**Exercise**: Your copy should match the listing below exactly, except that it holds no images.

**Dataset entries**:
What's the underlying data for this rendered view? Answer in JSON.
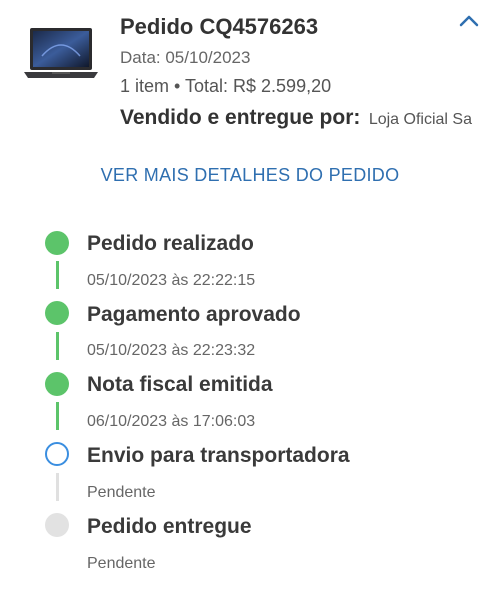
{
  "order": {
    "title": "Pedido CQ4576263",
    "date": "Data: 05/10/2023",
    "summary": "1 item • Total: R$ 2.599,20",
    "seller_label": "Vendido e entregue por:",
    "seller_name": "Loja Oficial Sa",
    "image_icon": "laptop-image",
    "collapse_icon": "chevron-up-icon"
  },
  "details_link": "VER MAIS DETALHES DO PEDIDO",
  "timeline": [
    {
      "title": "Pedido realizado",
      "subtitle": "05/10/2023 às 22:22:15",
      "status": "done"
    },
    {
      "title": "Pagamento aprovado",
      "subtitle": "05/10/2023 às 22:23:32",
      "status": "done"
    },
    {
      "title": "Nota fiscal emitida",
      "subtitle": "06/10/2023 às 17:06:03",
      "status": "done"
    },
    {
      "title": "Envio para transportadora",
      "subtitle": "Pendente",
      "status": "current"
    },
    {
      "title": "Pedido entregue",
      "subtitle": "Pendente",
      "status": "pending"
    }
  ],
  "colors": {
    "accent": "#2f6fb0",
    "done": "#5cc46a",
    "current": "#3a8ee0",
    "pending": "#e2e2e2"
  }
}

**Solution to this problem**:
What's the underlying data for this rendered view? Answer in JSON.
{
  "order": {
    "title": "Pedido CQ4576263",
    "date": "Data: 05/10/2023",
    "summary": "1 item • Total: R$ 2.599,20",
    "seller_label": "Vendido e entregue por:",
    "seller_name": "Loja Oficial Sa",
    "image_icon": "laptop-image",
    "collapse_icon": "chevron-up-icon"
  },
  "details_link": "VER MAIS DETALHES DO PEDIDO",
  "timeline": [
    {
      "title": "Pedido realizado",
      "subtitle": "05/10/2023 às 22:22:15",
      "status": "done"
    },
    {
      "title": "Pagamento aprovado",
      "subtitle": "05/10/2023 às 22:23:32",
      "status": "done"
    },
    {
      "title": "Nota fiscal emitida",
      "subtitle": "06/10/2023 às 17:06:03",
      "status": "done"
    },
    {
      "title": "Envio para transportadora",
      "subtitle": "Pendente",
      "status": "current"
    },
    {
      "title": "Pedido entregue",
      "subtitle": "Pendente",
      "status": "pending"
    }
  ],
  "colors": {
    "accent": "#2f6fb0",
    "done": "#5cc46a",
    "current": "#3a8ee0",
    "pending": "#e2e2e2"
  }
}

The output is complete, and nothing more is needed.